Myanmar Set to Become the Worlds First Mobile-Only Market

myanmar peopleWPP Millward Brown, Myanmar (also known as Burma) and its former capital Yangon have released the BrandZ inaugural Spotlight on Myanmar study. The report uncovers critical business insights into the country, which is rated as the world’s fastest-growing economy, and looks at the evolving psyche behind Myanmar’s 51m consumers.

The report concludes that the country could turn out to be the world’s first mobile-only market. Consumers are increasingly looking to mobile for both information and entertainment. While TV is important, the report says that brands need to consider Myanmar as not just a mobile-first environment but also a mobile-only market.

In a nascent marketplace where local brands hold their own against foreign competitors, Apple has emerged as the most differentiated brand, while local telecom player MPT ranks as the most loved. Brands like mobile provider Telenor have also earned recognition for innovation, despite being a recent market entrant.

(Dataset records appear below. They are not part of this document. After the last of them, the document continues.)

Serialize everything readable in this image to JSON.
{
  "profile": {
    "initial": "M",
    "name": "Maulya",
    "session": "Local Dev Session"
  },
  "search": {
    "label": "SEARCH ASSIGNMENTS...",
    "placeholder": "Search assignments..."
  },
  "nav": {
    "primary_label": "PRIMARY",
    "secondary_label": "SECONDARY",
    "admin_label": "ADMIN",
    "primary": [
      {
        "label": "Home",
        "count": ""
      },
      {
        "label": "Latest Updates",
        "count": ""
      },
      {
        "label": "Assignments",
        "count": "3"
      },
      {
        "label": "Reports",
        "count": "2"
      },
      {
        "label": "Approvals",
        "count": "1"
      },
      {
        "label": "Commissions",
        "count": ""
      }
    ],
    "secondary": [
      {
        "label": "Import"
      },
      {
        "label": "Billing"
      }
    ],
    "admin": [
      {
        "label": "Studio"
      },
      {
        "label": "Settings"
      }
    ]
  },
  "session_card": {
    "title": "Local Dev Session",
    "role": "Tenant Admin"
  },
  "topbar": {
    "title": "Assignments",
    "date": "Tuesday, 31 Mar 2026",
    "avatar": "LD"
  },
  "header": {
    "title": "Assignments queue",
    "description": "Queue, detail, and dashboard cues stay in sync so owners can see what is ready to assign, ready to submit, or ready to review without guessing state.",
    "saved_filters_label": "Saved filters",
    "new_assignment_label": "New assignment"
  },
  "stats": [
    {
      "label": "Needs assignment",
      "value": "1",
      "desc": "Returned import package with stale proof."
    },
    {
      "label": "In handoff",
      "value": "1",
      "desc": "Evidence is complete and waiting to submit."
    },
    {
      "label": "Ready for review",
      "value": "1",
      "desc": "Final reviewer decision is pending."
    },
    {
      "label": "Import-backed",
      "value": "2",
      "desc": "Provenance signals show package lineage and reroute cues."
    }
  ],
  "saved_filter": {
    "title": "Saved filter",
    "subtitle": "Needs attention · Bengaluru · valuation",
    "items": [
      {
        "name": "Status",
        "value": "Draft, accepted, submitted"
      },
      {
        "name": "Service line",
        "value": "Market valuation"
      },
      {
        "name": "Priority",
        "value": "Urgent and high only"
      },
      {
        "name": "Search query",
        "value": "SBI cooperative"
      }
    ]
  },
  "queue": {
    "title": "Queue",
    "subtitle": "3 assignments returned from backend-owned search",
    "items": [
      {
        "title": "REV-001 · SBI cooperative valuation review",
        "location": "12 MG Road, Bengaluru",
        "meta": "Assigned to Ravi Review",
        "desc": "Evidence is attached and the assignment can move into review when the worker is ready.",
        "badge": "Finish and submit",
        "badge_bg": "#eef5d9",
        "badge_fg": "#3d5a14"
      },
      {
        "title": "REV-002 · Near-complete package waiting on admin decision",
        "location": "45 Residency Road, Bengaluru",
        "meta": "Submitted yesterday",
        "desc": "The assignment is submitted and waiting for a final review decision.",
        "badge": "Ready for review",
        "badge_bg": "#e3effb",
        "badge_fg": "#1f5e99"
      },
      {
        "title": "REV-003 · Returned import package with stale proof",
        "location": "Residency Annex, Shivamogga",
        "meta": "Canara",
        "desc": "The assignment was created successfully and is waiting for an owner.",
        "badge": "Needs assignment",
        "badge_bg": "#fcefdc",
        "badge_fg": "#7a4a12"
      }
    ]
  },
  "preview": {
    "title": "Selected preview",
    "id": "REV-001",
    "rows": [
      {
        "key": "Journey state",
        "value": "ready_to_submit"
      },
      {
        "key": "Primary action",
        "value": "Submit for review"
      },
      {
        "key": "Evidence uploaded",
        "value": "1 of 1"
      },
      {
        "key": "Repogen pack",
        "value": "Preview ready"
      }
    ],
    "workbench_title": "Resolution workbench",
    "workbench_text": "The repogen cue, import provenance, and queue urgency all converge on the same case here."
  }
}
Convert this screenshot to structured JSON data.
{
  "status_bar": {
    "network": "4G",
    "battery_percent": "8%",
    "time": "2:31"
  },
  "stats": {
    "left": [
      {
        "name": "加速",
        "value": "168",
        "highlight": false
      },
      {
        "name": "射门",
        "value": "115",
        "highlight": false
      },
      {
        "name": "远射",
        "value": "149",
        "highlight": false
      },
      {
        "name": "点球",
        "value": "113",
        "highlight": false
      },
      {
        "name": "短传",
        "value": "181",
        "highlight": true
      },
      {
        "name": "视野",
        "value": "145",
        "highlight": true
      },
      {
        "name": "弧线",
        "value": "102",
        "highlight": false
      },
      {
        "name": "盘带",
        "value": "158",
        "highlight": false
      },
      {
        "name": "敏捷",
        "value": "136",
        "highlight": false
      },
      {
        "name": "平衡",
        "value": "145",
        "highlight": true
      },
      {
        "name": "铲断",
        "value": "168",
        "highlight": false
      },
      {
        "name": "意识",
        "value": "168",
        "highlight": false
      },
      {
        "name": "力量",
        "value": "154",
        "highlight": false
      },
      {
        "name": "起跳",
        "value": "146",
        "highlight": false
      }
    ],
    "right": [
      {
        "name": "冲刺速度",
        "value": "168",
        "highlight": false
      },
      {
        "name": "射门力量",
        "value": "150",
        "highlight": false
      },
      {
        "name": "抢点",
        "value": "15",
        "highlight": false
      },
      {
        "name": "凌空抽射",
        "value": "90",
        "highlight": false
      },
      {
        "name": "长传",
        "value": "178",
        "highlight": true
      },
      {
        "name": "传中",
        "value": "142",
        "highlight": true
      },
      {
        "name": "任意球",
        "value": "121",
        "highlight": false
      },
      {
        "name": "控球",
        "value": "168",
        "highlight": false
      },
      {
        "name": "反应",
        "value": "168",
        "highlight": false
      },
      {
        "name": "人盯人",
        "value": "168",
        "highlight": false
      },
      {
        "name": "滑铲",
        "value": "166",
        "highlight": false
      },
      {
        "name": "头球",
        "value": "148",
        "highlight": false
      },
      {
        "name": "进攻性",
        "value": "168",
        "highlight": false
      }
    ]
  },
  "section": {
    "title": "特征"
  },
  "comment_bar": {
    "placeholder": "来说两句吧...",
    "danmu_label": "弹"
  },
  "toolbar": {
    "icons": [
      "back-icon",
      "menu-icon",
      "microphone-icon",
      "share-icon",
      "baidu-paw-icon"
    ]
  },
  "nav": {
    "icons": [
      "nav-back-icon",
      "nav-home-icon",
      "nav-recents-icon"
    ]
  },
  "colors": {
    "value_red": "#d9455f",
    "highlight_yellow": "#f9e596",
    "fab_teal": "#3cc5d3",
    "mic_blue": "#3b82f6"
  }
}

The report states that Myanmar’s rapid transformation also means businesses need to ready themselves for game-changing scenarios propelled by technology and infrastructure advancements. The country is set to become the first in the world to go straight to smartphone as part of its ‘leapfrog’ development. Key changes affecting marketing and brands include the rise from almost zero mobile penetration to nearly 50 per cent in just a couple of years. The study finds that technology will likely direct a new generation of digital growth, from retail to banking to social communications.

The Spotlight on Myanmar findings are based on everyday buying decisions such as coffee and soft drinks, as well as long-term purchase decisions around mobile service and handset sectors. Research shows that the most effective messages come from brands that put their products and benefits front and centre. Key differentiators behind the strongest brands are those that project idealism, desirability and a sense of adventure.

BrandZ research in Myanmar includes 1,660 consumer interviews and covers 42 key international and regional brands that are already building a sense of meaningful difference in the country, based on either their global profile or their local activity.

The study reveals that Apple is the most differentiated brand in Myanmar followed by Coca-Cola and Samsung. Apple indexed 232, where the average brand indexes at 100. Mobile network Telenor is the most innovative brand in the survey, indexing 125, with rivals MPT and Ooredoo coming second and third respectively.

Telco MPT is the most loved brand in the survey, indexing 129, nine points ahead of Samsung and 11 points ahead of Telenor and Huawei. Samsung’s brand proposition scored the highest at 129, ahead of Apple on 125 and MPT on 118. Huawei scored highest on brand power –a brand’s ability to boost sales or gain market share due to consumers’ predisposition to choose this brand over another – indexing 436, significantly higher than its global average score of 81. Huawei performs better in Myanmar than it does in its home market, China, on this measure.

“There are huge opportunities for international brands to be successful in Myanmar, if they get their cultural message right and understand the diversity of the country, particularly in the border areas,” said David Roth, CEO at The Store, EMEA and Asia. “Our teams have identified comparisons with the India of 30 years ago and indeed some aspects of rural India today. Also valid are comparisons with Indonesia, which also has a large population that lives off the land as well as a huge range of different climatic regions.”

The report also highlighted a number of key trends that will change how brands and agencies should approach this market, now and in the next few years. These include a rapid improvement in infrastructure. It has taken just three years to build a national mobile network; other changes including the arrival of greater electrification and improved transportation links will happen much faster than would be expected in many markets.

Also important is the fact that eCommerce is imminent – despite the current poor retail infrastructure, the rapid growth in eCommerce in other developing markets acts as an indicator that the speed will be similar in Myanmar.

“BrandZ’s first research in Myanmar will help international and regional marketers understand the challenge of building strong brands in this new market,” said Doreen Wang, head of BrandZ. “Experience in other fast emerging markets shows that first-mover advantage and the loyalty it engenders in consumers can last for decades. Myanmar is a long-term commitment but one that will pay off for the brands that get it right.”